Since the U.S. invasion of Afghanistan, President Bush has repeatedly stated that women’s rights are flourishing in that country:
“Three years ago, the smallest displays of joy were outlawed. Women were beaten for wearing brightly-colored shoes. … Today, we witness the rebirth of a vibrant Afghan culture.” [6/15/04]
“In January, Afghans approved a new constitution that protects the right of all Afghan citizens, including women.” [5/18/04]
But CBS News correspondent Lara Logan’s Sept. 5 broadcast from the Ghazni province cast a different picture. Two years ago, the U.S. military took Logan to the area to highlight its success. She was free to wear Western clothing. In her most recent broadcast, Logan noted that Ghazni is now controlled by the Taliban and when visiting, she was forced to “cover everything but my eyes.” Watch it:
A recent study by the U.N. Development Fund for Women found that while women have had some gains since the fall of the Taliban, acts of domestic violence against women are still “happening with impunity” and women “are often still regarded as second-class citizens.”
Full transcript below:
Our tense journey into Taliban territory followed six months of negotiations with their commanders. Their nervous liaison insisted I cover everything but my eyes.
Finally arriving to this — more than 100 Taliban fighters — America’s enemy — brazenly flaunting their weapons in broad daylight.
Men of all ages, many trained over the border inside Pakistan, out of reach of U.S. forces, where the Taliban has been able to reorganize and rearm.
Their senior commander defiantly declared them stronger and more popular than they were before the U.S. invasion. That’s a far cry from what I found last time I came to Ghazni.
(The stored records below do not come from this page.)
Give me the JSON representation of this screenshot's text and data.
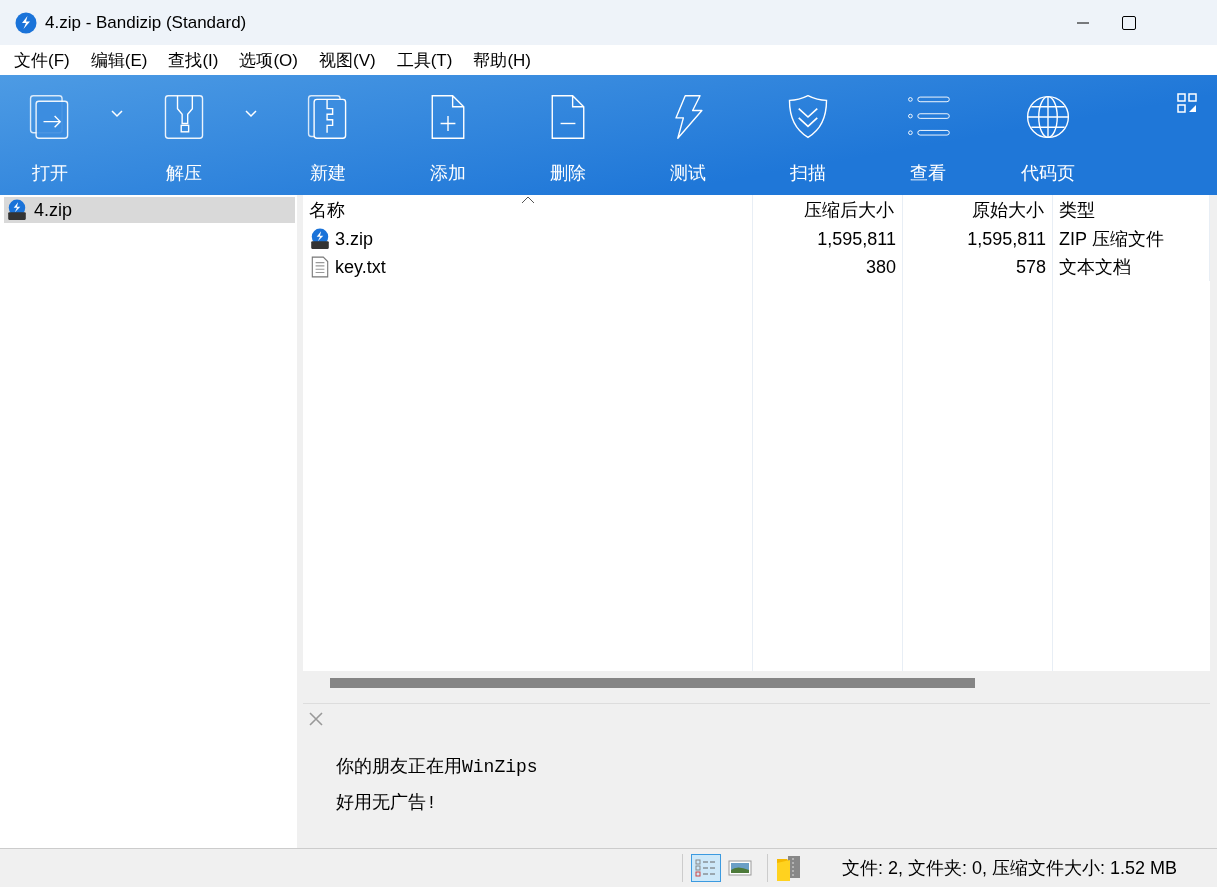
{
  "window": {
    "title": "4.zip - Bandizip (Standard)"
  },
  "menu": [
    "文件(F)",
    "编辑(E)",
    "查找(I)",
    "选项(O)",
    "视图(V)",
    "工具(T)",
    "帮助(H)"
  ],
  "toolbar": [
    {
      "label": "打开",
      "has_dropdown": true
    },
    {
      "label": "解压",
      "has_dropdown": true
    },
    {
      "label": "新建",
      "has_dropdown": false
    },
    {
      "label": "添加",
      "has_dropdown": false
    },
    {
      "label": "删除",
      "has_dropdown": false
    },
    {
      "label": "测试",
      "has_dropdown": false
    },
    {
      "label": "扫描",
      "has_dropdown": false
    },
    {
      "label": "查看",
      "has_dropdown": false
    },
    {
      "label": "代码页",
      "has_dropdown": false
    }
  ],
  "tree": [
    {
      "label": "4.zip",
      "selected": true
    }
  ],
  "table": {
    "columns": [
      {
        "label": "名称",
        "sorted": true
      },
      {
        "label": "压缩后大小",
        "sorted": false
      },
      {
        "label": "原始大小",
        "sorted": false
      },
      {
        "label": "类型",
        "sorted": false
      }
    ],
    "rows": [
      {
        "kind": "zip",
        "name": "3.zip",
        "packed": "1,595,811",
        "size": "1,595,811",
        "type": "ZIP 压缩文件",
        "selected": false
      },
      {
        "kind": "text",
        "name": "key.txt",
        "packed": "380",
        "size": "578",
        "type": "文本文档",
        "selected": false
      }
    ]
  },
  "ad": {
    "lines": [
      "你的朋友正在用WinZips",
      "好用无广告!"
    ]
  },
  "status_bar": {
    "view_buttons": [
      {
        "selected": true
      },
      {
        "selected": false
      }
    ],
    "text": "文件: 2, 文件夹: 0, 压缩文件大小: 1.52 MB"
  }
}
The U.S. military brought me here more than two years ago to show off how they’d driven the Taliban out. Now the Taliban were showing off their success in taking back some of that ground.